For the actual box, I used 3 sheets of 12×12 scrapbook paper. First, I folded 1 sheet in half. Then, I cut about 2-3 inches off what is now width. This should make it the width of the box (you might need to adjust more or less). Now, cut the paper on the fold, and you have the pieces to cover each end of the box. Again, fold it over on the top of the box and the bottom, similarly to the lid (see note below). Hot glue into place.

Finally, I used the last 2 sheets of 12×12 to cover the rest of the box. I cut about 1 inch from each piece to make it the same length as the box. I wrapped one over the top lip of the box and glued into place, then brought it all the way under the box and glued it there as well. I repeated on the other side. You will have several seams, but nothing thats terribly noticeable or unattractive.

The one caveat I have about this project is how to deal with the presence of the label holder like I have on my boxes. They are photo/video catalog boxes, and so I had to cut a hole in the paper on one end of the box. I did thisbefore I glued it down, and it seemed to work well enough (not perfect, but okay for my purposes). I’m sure you could cut it after gluing, but it might pose a problem of anchoring that part of the paper to the box. If you don’t need the label holder, you can also just cover it and forget about it. I thought about doing this, but I chose to keep the holder because I liked how it looked. You can use scraps that you’ve cut off to cut a piece of paper to slip inside, so its the same color as the rest of the box.

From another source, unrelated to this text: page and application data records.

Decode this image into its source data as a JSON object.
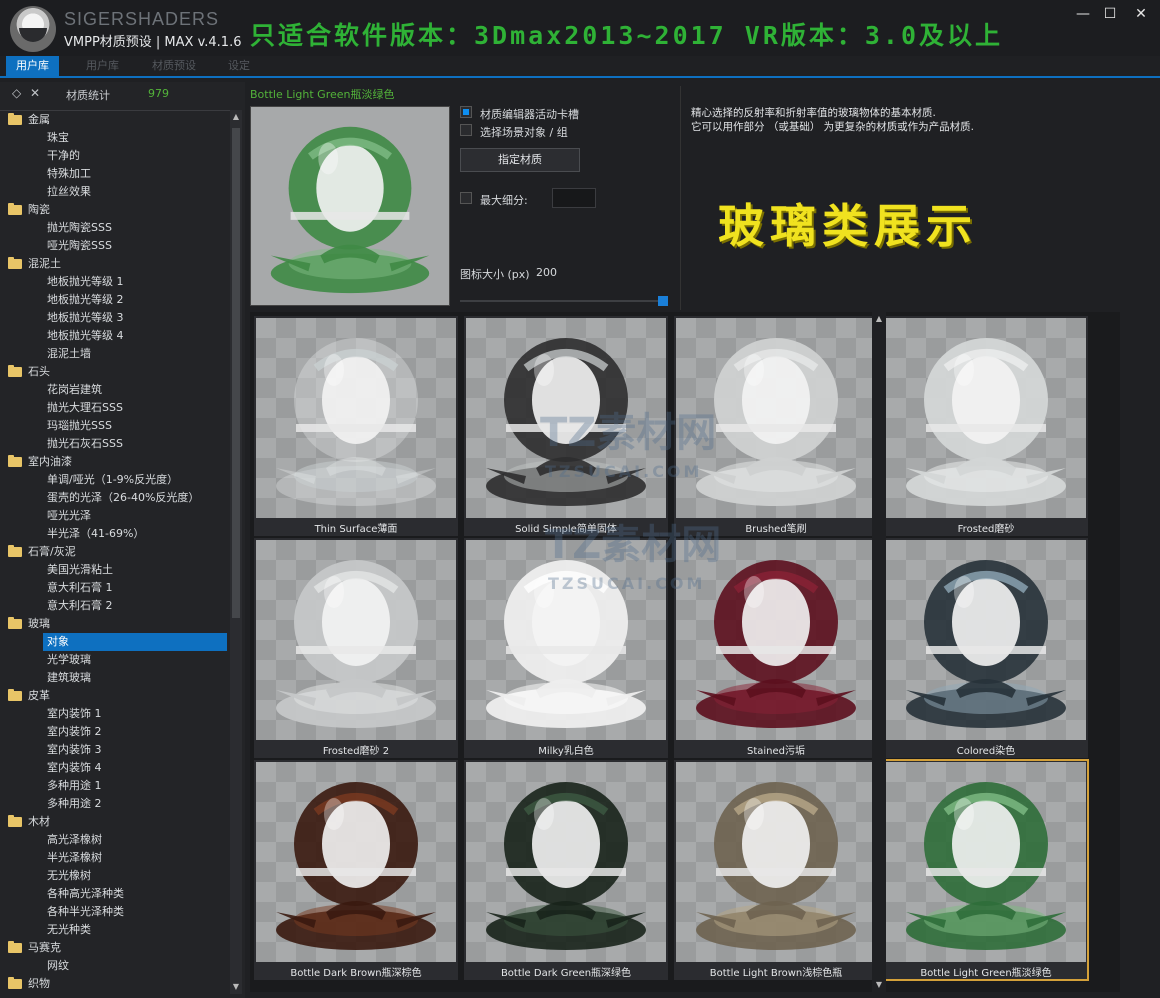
{
  "titlebar": {
    "brand": "SIGERSHADERS",
    "version": "VMPP材质预设 | MAX v.4.1.6",
    "banner": "只适合软件版本：3Dmax2013~2017  VR版本：3.0及以上",
    "minimize": "—",
    "maximize": "☐",
    "close": "✕"
  },
  "tabs": [
    {
      "label": "用户库",
      "active": true
    },
    {
      "label": "用户库",
      "active": false
    },
    {
      "label": "材质预设",
      "active": false
    },
    {
      "label": "设定",
      "active": false
    }
  ],
  "left_panel": {
    "pin_icon": "◇",
    "close_icon": "✕",
    "label": "材质统计",
    "count": "979",
    "tree": [
      {
        "type": "cat",
        "label": "金属"
      },
      {
        "type": "item",
        "label": "珠宝"
      },
      {
        "type": "item",
        "label": "干净的"
      },
      {
        "type": "item",
        "label": "特殊加工"
      },
      {
        "type": "item",
        "label": "拉丝效果"
      },
      {
        "type": "cat",
        "label": "陶瓷"
      },
      {
        "type": "item",
        "label": "抛光陶瓷SSS"
      },
      {
        "type": "item",
        "label": "哑光陶瓷SSS"
      },
      {
        "type": "cat",
        "label": "混泥土"
      },
      {
        "type": "item",
        "label": "地板抛光等级 1"
      },
      {
        "type": "item",
        "label": "地板抛光等级 2"
      },
      {
        "type": "item",
        "label": "地板抛光等级 3"
      },
      {
        "type": "item",
        "label": "地板抛光等级 4"
      },
      {
        "type": "item",
        "label": "混泥土墙"
      },
      {
        "type": "cat",
        "label": "石头"
      },
      {
        "type": "item",
        "label": "花岗岩建筑"
      },
      {
        "type": "item",
        "label": "抛光大理石SSS"
      },
      {
        "type": "item",
        "label": "玛瑙抛光SSS"
      },
      {
        "type": "item",
        "label": "抛光石灰石SSS"
      },
      {
        "type": "cat",
        "label": "室内油漆"
      },
      {
        "type": "item",
        "label": "单调/哑光（1-9%反光度）"
      },
      {
        "type": "item",
        "label": "蛋壳的光泽（26-40%反光度）"
      },
      {
        "type": "item",
        "label": "哑光光泽"
      },
      {
        "type": "item",
        "label": "半光泽（41-69%）"
      },
      {
        "type": "cat",
        "label": "石膏/灰泥"
      },
      {
        "type": "item",
        "label": "美国光滑粘土"
      },
      {
        "type": "item",
        "label": "意大利石膏 1"
      },
      {
        "type": "item",
        "label": "意大利石膏 2"
      },
      {
        "type": "cat",
        "label": "玻璃"
      },
      {
        "type": "item",
        "label": "对象",
        "selected": true
      },
      {
        "type": "item",
        "label": "光学玻璃"
      },
      {
        "type": "item",
        "label": "建筑玻璃"
      },
      {
        "type": "cat",
        "label": "皮革"
      },
      {
        "type": "item",
        "label": "室内装饰 1"
      },
      {
        "type": "item",
        "label": "室内装饰 2"
      },
      {
        "type": "item",
        "label": "室内装饰 3"
      },
      {
        "type": "item",
        "label": "室内装饰 4"
      },
      {
        "type": "item",
        "label": "多种用途 1"
      },
      {
        "type": "item",
        "label": "多种用途 2"
      },
      {
        "type": "cat",
        "label": "木材"
      },
      {
        "type": "item",
        "label": "高光泽橡树"
      },
      {
        "type": "item",
        "label": "半光泽橡树"
      },
      {
        "type": "item",
        "label": "无光橡树"
      },
      {
        "type": "item",
        "label": "各种高光泽种类"
      },
      {
        "type": "item",
        "label": "各种半光泽种类"
      },
      {
        "type": "item",
        "label": "无光种类"
      },
      {
        "type": "cat",
        "label": "马赛克"
      },
      {
        "type": "item",
        "label": "网纹"
      },
      {
        "type": "cat",
        "label": "织物"
      }
    ]
  },
  "detail": {
    "material_name": "Bottle Light Green瓶淡绿色",
    "opt_editor": "材质编辑器活动卡槽",
    "opt_editor_checked": true,
    "opt_scene": "选择场景对象 / 组",
    "opt_scene_checked": false,
    "assign_button": "指定材质",
    "max_subdiv": "最大细分:",
    "max_subdiv_checked": false,
    "icon_size_label": "图标大小 (px)",
    "icon_size_value": "200",
    "desc_line1": "精心选择的反射率和折射率值的玻璃物体的基本材质.",
    "desc_line2": "它可以用作部分 （或基础） 为更复杂的材质或作为产品材质.",
    "showcase": "玻璃类展示",
    "preview_color": "#3f8a45"
  },
  "materials": [
    {
      "label": "Thin Surface薄面",
      "color": "#e8eaea",
      "tint": "#c9d0d1",
      "style": "clear"
    },
    {
      "label": "Solid Simple简单固体",
      "color": "#2d2e2f",
      "tint": "#bfc3c4",
      "style": "dark-clear"
    },
    {
      "label": "Brushed笔刷",
      "color": "#cfd1d1",
      "tint": "#e6e7e7",
      "style": "frosted"
    },
    {
      "label": "Frosted磨砂",
      "color": "#d3d6d6",
      "tint": "#eceded",
      "style": "frosted"
    },
    {
      "label": "Frosted磨砂 2",
      "color": "#c5c7c8",
      "tint": "#e4e5e5",
      "style": "frosted"
    },
    {
      "label": "Milky乳白色",
      "color": "#eeeeee",
      "tint": "#ffffff",
      "style": "milky"
    },
    {
      "label": "Stained污垢",
      "color": "#5c0f1e",
      "tint": "#8a2236",
      "style": "solid"
    },
    {
      "label": "Colored染色",
      "color": "#27323a",
      "tint": "#8fa7b7",
      "style": "dark-clear"
    },
    {
      "label": "Bottle Dark Brown瓶深棕色",
      "color": "#3a1a10",
      "tint": "#7a3a20",
      "style": "dark-clear"
    },
    {
      "label": "Bottle Dark Green瓶深绿色",
      "color": "#18241b",
      "tint": "#3d5a42",
      "style": "dark-clear"
    },
    {
      "label": "Bottle Light Brown浅棕色瓶",
      "color": "#6e6350",
      "tint": "#b8a888",
      "style": "dark-clear"
    },
    {
      "label": "Bottle Light Green瓶淡绿色",
      "color": "#2f6e3a",
      "tint": "#7fbb84",
      "style": "dark-clear",
      "selected": true
    }
  ],
  "watermark": {
    "text1": "TZ素材网",
    "text2": "TZSUCAI.COM"
  }
}
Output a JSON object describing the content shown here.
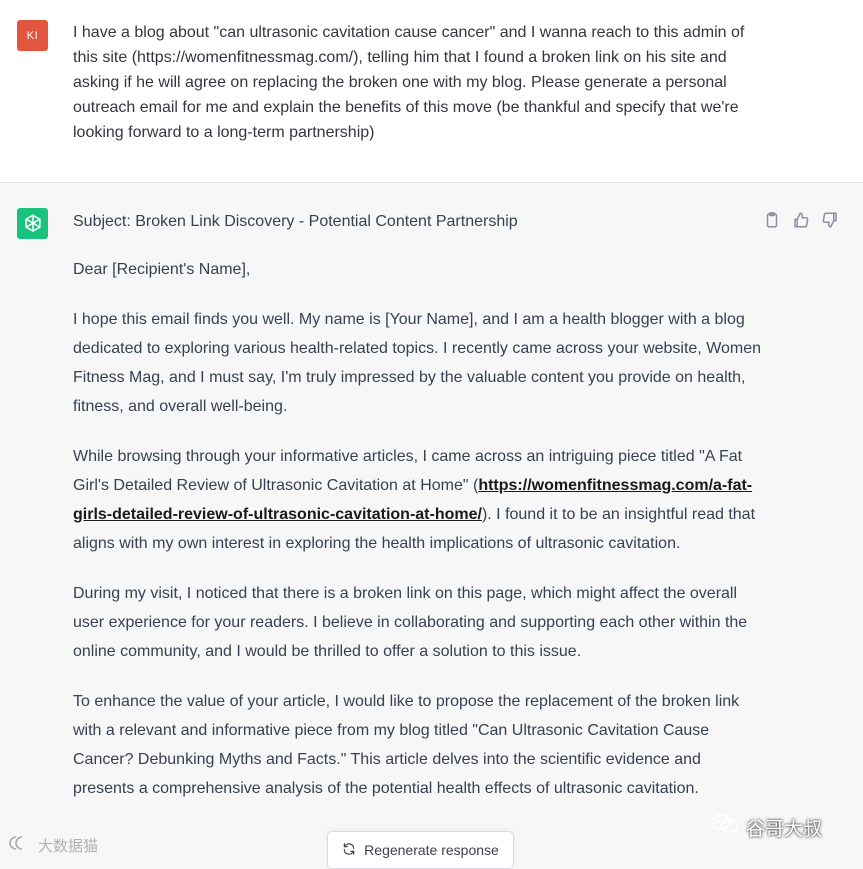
{
  "user_message": {
    "avatar_initials": "KI",
    "text": "I have a blog about \"can ultrasonic cavitation cause cancer\" and I wanna reach to this admin of this site (https://womenfitnessmag.com/), telling him that I found a broken link on his site and asking if he will agree on replacing the broken one with my blog. Please generate a personal outreach email for me and explain the benefits of this move (be thankful and specify that we're looking forward to a long-term partnership)"
  },
  "assistant_message": {
    "subject": "Subject: Broken Link Discovery - Potential Content Partnership",
    "greeting": "Dear [Recipient's Name],",
    "paragraph1": "I hope this email finds you well. My name is [Your Name], and I am a health blogger with a blog dedicated to exploring various health-related topics. I recently came across your website, Women Fitness Mag, and I must say, I'm truly impressed by the valuable content you provide on health, fitness, and overall well-being.",
    "paragraph2_before": "While browsing through your informative articles, I came across an intriguing piece titled \"A Fat Girl's Detailed Review of Ultrasonic Cavitation at Home\" (",
    "paragraph2_link": "https://womenfitnessmag.com/a-fat-girls-detailed-review-of-ultrasonic-cavitation-at-home/",
    "paragraph2_after": "). I found it to be an insightful read that aligns with my own interest in exploring the health implications of ultrasonic cavitation.",
    "paragraph3": "During my visit, I noticed that there is a broken link on this page, which might affect the overall user experience for your readers. I believe in collaborating and supporting each other within the online community, and I would be thrilled to offer a solution to this issue.",
    "paragraph4": "To enhance the value of your article, I would like to propose the replacement of the broken link with a relevant and informative piece from my blog titled \"Can Ultrasonic Cavitation Cause Cancer? Debunking Myths and Facts.\" This article delves into the scientific evidence and presents a comprehensive analysis of the potential health effects of ultrasonic cavitation."
  },
  "actions": {
    "copy_icon": "clipboard-icon",
    "like_icon": "thumbs-up-icon",
    "dislike_icon": "thumbs-down-icon"
  },
  "regenerate_label": "Regenerate response",
  "watermarks": {
    "left": "大数据猫",
    "right": "谷哥大叔"
  },
  "colors": {
    "user_avatar": "#e2563f",
    "bot_avatar": "#19c37d",
    "assistant_bg": "#f7f7f8"
  }
}
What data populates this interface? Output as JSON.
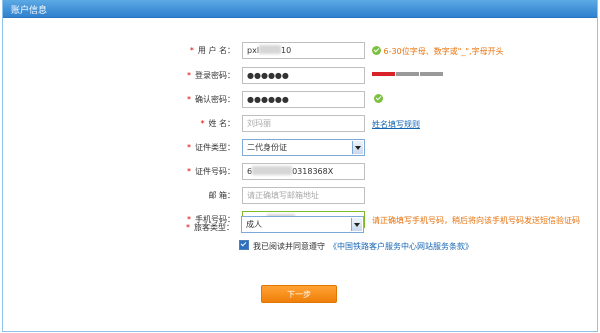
{
  "title": "账户信息",
  "fields": [
    {
      "key": "username",
      "label": "用 户 名：",
      "value": "pxl",
      "value_suffix": "10",
      "hint": "6-30位字母、数字或\"_\",字母开头"
    },
    {
      "key": "password",
      "label": "登录密码：",
      "value": "●●●●●●"
    },
    {
      "key": "confirm",
      "label": "确认密码：",
      "value": "●●●●●●"
    },
    {
      "key": "name",
      "label": "姓 名：",
      "placeholder": "刘玛丽",
      "link": "姓名填写规则"
    },
    {
      "key": "id_type",
      "label": "证件类型：",
      "value": "二代身份证"
    },
    {
      "key": "id_number",
      "label": "证件号码：",
      "value": "6",
      "value_suffix": "0318368X"
    },
    {
      "key": "email",
      "label": "邮 箱：",
      "placeholder": "请正确填写邮箱地址"
    },
    {
      "key": "phone",
      "label": "手机号码：",
      "value": "1345",
      "value_suffix": "571",
      "hint": "请正确填写手机号码，稍后将向该手机号码发送短信验证码"
    },
    {
      "key": "passenger_type",
      "label": "旅客类型：",
      "value": "成人"
    }
  ],
  "agree": {
    "text": "我已阅读并同意遵守",
    "link": "《中国铁路客户服务中心网站服务条款》"
  },
  "next_button": "下一步",
  "colors": {
    "accent": "#2f80cf",
    "hint": "#e8720c",
    "button": "#f28a18",
    "strength_weak": "#d9232a",
    "strength_empty": "#9a9a9a"
  }
}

Ta-da! My newly redecorated, revamped storage box (these are the other colors). You can see that its not perfect, but I was also winging it. It goes great with my bedroom and makes a great accent piece. Sorry for not doing a better tutorial – check out my sewing blogs for a better read; this was an afterthought of the project or I could’ve given step-by-step pictures along with my instructions. Know that you can always change things for what you need, and don’t be afraid to experiment!